Segment Start: Data in this exercise

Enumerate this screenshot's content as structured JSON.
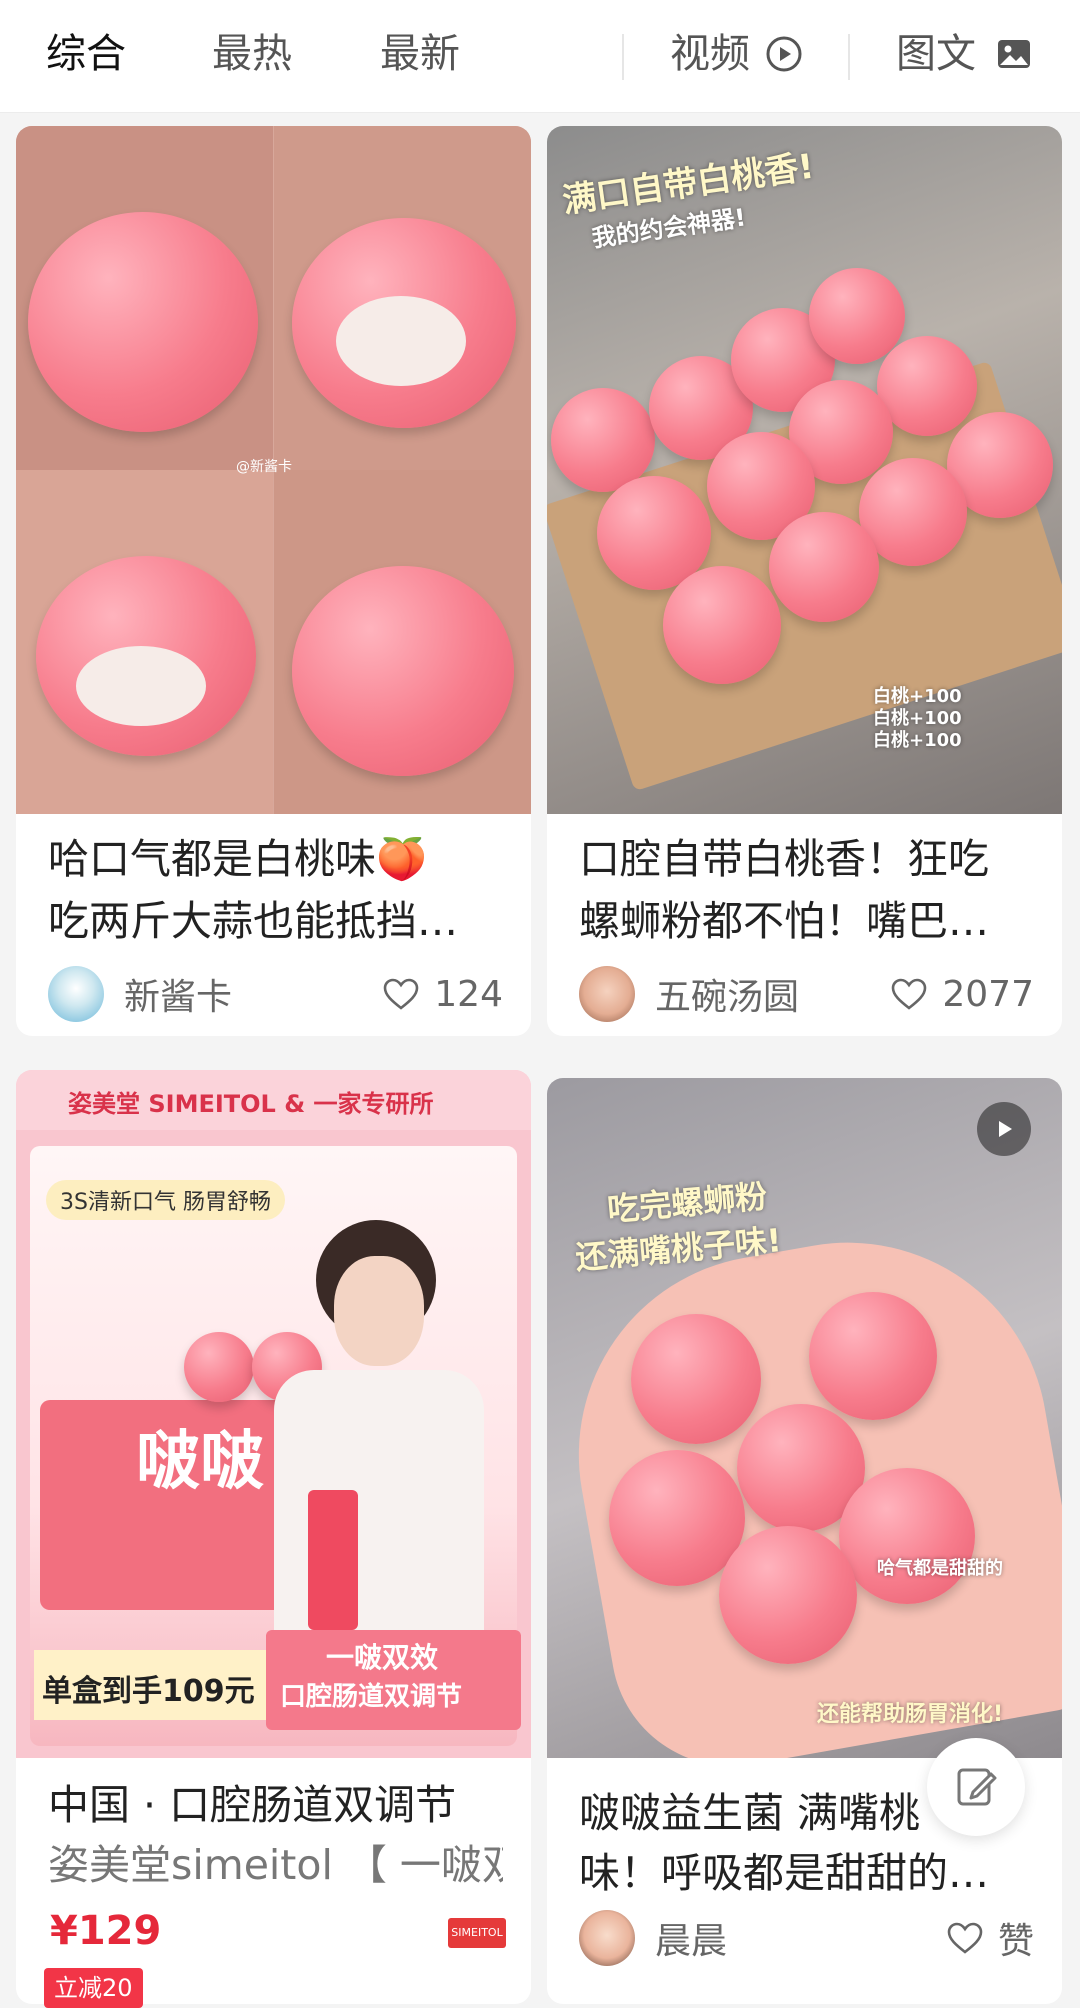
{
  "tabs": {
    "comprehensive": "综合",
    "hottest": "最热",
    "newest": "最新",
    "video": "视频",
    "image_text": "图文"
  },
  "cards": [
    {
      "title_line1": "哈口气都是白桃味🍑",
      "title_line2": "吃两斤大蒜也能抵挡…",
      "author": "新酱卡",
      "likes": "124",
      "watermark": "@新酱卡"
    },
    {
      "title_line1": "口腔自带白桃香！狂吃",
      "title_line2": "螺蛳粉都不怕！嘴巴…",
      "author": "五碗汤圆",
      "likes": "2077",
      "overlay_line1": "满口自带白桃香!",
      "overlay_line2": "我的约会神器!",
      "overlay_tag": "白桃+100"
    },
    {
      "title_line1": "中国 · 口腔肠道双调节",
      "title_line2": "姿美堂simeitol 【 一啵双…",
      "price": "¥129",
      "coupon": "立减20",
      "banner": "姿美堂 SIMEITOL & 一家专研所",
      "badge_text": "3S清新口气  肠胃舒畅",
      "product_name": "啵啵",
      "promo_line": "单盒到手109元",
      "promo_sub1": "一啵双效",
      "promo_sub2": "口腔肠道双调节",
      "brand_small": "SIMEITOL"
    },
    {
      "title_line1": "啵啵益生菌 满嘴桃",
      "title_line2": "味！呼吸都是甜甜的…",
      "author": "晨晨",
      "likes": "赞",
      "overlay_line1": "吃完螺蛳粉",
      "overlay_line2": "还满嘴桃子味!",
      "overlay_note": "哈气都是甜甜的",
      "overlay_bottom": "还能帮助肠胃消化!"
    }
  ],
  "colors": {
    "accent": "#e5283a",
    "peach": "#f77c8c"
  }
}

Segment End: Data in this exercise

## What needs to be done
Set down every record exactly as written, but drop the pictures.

## Response to this exercise
Enumerate this screenshot's content as structured JSON.
{
  "tabs": {
    "comprehensive": "综合",
    "hottest": "最热",
    "newest": "最新",
    "video": "视频",
    "image_text": "图文"
  },
  "cards": [
    {
      "title_line1": "哈口气都是白桃味🍑",
      "title_line2": "吃两斤大蒜也能抵挡…",
      "author": "新酱卡",
      "likes": "124",
      "watermark": "@新酱卡"
    },
    {
      "title_line1": "口腔自带白桃香！狂吃",
      "title_line2": "螺蛳粉都不怕！嘴巴…",
      "author": "五碗汤圆",
      "likes": "2077",
      "overlay_line1": "满口自带白桃香!",
      "overlay_line2": "我的约会神器!",
      "overlay_tag": "白桃+100"
    },
    {
      "title_line1": "中国 · 口腔肠道双调节",
      "title_line2": "姿美堂simeitol 【 一啵双…",
      "price": "¥129",
      "coupon": "立减20",
      "banner": "姿美堂 SIMEITOL & 一家专研所",
      "badge_text": "3S清新口气  肠胃舒畅",
      "product_name": "啵啵",
      "promo_line": "单盒到手109元",
      "promo_sub1": "一啵双效",
      "promo_sub2": "口腔肠道双调节",
      "brand_small": "SIMEITOL"
    },
    {
      "title_line1": "啵啵益生菌 满嘴桃",
      "title_line2": "味！呼吸都是甜甜的…",
      "author": "晨晨",
      "likes": "赞",
      "overlay_line1": "吃完螺蛳粉",
      "overlay_line2": "还满嘴桃子味!",
      "overlay_note": "哈气都是甜甜的",
      "overlay_bottom": "还能帮助肠胃消化!"
    }
  ],
  "colors": {
    "accent": "#e5283a",
    "peach": "#f77c8c"
  }
}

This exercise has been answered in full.